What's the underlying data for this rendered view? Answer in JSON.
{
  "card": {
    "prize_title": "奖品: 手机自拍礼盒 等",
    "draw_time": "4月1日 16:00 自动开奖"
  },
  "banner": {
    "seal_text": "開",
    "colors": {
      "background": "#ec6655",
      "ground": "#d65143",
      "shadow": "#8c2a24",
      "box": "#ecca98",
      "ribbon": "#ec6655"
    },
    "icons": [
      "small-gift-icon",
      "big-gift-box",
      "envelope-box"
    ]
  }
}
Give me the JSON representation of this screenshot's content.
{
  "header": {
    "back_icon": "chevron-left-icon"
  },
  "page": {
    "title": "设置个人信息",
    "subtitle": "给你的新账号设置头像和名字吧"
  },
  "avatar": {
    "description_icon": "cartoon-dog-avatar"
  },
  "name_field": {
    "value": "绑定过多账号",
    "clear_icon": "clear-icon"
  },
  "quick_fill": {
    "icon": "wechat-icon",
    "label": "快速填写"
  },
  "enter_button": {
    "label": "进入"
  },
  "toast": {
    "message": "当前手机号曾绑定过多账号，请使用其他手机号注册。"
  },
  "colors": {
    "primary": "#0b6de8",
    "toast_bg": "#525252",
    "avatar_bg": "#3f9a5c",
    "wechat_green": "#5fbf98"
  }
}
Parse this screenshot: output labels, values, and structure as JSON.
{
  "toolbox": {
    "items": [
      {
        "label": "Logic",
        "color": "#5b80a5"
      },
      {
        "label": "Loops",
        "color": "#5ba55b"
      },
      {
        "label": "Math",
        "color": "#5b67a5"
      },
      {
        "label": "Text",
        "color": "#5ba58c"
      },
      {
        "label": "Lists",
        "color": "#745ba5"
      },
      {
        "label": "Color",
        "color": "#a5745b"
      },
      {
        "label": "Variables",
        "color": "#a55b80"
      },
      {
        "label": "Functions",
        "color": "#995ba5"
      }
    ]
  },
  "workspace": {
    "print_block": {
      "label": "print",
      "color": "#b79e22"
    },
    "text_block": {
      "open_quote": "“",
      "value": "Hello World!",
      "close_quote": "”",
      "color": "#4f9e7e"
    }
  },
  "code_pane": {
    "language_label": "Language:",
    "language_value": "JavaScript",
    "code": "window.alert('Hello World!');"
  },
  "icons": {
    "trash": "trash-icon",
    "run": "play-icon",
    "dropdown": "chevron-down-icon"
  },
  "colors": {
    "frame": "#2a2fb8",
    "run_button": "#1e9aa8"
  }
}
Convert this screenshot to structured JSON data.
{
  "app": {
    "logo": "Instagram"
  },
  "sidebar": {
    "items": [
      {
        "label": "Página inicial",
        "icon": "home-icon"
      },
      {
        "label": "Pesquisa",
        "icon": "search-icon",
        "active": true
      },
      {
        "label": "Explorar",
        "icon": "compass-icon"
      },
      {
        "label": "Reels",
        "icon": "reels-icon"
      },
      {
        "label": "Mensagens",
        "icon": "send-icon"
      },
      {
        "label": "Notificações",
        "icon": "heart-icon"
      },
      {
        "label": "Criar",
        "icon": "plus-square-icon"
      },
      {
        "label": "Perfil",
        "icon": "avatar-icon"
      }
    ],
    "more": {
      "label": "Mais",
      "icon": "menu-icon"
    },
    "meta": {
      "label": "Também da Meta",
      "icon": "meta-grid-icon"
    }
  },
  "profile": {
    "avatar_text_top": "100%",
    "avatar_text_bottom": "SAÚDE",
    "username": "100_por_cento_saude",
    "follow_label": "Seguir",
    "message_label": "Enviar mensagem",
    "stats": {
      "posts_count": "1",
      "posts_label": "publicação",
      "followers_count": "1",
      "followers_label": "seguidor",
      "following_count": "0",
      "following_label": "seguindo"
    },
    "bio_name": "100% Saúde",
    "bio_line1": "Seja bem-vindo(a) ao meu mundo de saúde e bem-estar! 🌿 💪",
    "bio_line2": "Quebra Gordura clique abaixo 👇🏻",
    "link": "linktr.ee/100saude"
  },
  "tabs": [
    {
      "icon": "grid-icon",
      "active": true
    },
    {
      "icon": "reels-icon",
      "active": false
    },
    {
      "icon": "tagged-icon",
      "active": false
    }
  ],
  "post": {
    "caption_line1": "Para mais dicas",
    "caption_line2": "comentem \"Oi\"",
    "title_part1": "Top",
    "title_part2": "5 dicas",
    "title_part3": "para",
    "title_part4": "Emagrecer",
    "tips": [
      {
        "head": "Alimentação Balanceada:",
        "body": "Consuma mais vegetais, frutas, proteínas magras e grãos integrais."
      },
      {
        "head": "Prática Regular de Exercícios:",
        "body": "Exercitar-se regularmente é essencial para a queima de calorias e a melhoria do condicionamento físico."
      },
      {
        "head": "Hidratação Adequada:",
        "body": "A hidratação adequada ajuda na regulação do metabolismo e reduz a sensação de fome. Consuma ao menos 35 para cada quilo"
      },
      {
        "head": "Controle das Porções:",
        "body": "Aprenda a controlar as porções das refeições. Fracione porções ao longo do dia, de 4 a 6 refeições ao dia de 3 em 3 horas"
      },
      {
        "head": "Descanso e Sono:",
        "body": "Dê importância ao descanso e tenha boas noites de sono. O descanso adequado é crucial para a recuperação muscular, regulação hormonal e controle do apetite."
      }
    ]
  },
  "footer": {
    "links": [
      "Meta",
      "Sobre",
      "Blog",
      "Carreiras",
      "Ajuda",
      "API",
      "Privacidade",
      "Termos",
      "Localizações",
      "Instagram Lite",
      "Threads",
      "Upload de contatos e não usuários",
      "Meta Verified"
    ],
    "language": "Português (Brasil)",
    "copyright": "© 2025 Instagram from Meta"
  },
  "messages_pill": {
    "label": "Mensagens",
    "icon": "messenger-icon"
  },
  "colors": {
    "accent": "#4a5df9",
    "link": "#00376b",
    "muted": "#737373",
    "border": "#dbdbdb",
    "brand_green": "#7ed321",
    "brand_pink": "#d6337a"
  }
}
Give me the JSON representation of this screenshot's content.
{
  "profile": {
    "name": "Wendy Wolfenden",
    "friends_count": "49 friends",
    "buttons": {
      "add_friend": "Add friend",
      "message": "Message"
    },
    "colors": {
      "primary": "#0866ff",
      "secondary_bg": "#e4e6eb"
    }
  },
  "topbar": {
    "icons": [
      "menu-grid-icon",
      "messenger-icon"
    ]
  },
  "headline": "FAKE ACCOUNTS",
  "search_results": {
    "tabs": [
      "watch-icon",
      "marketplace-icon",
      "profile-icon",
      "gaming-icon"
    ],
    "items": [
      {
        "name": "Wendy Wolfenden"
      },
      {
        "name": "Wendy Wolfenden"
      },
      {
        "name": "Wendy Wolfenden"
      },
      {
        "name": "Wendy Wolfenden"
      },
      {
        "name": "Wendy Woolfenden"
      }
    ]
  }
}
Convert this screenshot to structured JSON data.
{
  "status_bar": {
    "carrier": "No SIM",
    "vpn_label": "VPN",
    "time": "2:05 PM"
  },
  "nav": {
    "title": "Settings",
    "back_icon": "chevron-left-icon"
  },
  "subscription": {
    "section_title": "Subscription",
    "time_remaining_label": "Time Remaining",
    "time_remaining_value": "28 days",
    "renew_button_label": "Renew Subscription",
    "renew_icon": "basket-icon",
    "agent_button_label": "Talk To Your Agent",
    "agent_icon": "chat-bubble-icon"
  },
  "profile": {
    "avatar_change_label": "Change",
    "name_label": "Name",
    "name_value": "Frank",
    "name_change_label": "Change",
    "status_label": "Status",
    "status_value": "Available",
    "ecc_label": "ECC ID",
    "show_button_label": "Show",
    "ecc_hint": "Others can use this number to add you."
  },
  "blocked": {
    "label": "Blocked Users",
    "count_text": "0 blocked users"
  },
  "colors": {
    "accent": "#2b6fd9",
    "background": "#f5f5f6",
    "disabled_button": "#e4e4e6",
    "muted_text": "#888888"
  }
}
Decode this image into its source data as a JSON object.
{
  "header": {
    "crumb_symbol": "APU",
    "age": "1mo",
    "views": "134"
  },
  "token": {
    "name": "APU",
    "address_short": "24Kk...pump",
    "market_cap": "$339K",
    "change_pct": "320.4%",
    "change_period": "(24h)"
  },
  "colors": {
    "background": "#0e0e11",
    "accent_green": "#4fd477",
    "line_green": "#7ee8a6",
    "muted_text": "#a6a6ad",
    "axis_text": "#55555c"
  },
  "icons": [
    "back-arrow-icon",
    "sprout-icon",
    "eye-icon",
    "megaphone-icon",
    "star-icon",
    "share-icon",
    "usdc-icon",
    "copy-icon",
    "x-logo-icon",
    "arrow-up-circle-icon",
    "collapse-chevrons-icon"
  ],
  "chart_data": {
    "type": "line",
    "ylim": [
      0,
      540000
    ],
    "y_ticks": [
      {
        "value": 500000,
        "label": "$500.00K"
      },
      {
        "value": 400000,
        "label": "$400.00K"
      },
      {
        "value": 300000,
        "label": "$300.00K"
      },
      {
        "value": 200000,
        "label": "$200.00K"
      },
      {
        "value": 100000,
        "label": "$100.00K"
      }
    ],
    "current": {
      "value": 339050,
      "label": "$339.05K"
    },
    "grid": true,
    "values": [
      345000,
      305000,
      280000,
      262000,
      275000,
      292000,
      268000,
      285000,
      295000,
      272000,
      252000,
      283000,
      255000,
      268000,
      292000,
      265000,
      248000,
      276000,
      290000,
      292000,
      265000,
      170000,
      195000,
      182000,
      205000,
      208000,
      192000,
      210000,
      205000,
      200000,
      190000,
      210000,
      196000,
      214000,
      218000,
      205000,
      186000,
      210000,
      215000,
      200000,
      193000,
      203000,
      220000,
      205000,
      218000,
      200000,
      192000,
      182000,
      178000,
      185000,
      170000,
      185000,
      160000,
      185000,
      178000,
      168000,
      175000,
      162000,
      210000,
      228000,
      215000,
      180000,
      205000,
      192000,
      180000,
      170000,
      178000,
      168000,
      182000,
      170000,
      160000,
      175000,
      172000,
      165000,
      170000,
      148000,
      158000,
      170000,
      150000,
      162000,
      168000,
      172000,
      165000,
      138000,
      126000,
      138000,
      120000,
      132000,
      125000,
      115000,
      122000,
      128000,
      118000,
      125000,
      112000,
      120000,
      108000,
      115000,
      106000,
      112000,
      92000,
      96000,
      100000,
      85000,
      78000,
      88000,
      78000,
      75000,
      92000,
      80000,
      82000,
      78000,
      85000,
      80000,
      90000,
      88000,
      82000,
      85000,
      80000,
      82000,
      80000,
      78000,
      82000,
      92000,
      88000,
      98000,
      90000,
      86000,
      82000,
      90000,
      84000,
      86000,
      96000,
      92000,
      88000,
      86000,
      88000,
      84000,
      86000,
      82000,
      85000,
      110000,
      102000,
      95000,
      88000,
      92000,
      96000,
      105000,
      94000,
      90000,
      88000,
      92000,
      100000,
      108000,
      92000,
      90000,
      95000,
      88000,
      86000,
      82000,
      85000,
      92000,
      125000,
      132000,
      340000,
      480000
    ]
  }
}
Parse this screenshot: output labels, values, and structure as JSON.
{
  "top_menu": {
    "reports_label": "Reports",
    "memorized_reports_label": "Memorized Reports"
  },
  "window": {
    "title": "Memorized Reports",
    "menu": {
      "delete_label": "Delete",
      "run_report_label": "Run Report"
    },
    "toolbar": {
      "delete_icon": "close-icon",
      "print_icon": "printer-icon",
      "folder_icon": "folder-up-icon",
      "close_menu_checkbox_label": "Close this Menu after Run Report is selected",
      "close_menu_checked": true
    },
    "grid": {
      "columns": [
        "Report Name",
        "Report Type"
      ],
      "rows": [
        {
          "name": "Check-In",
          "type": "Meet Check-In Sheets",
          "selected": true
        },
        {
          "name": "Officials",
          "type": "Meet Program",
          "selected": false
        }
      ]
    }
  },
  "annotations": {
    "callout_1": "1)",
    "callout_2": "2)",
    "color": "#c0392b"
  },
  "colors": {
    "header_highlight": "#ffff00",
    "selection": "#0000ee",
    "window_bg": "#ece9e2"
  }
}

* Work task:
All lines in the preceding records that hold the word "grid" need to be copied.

* The completed task:
      "icon": "meta-grid-icon"
      "icon": "grid-icon",
      "menu-grid-icon",
    "grid": true,
    "grid": {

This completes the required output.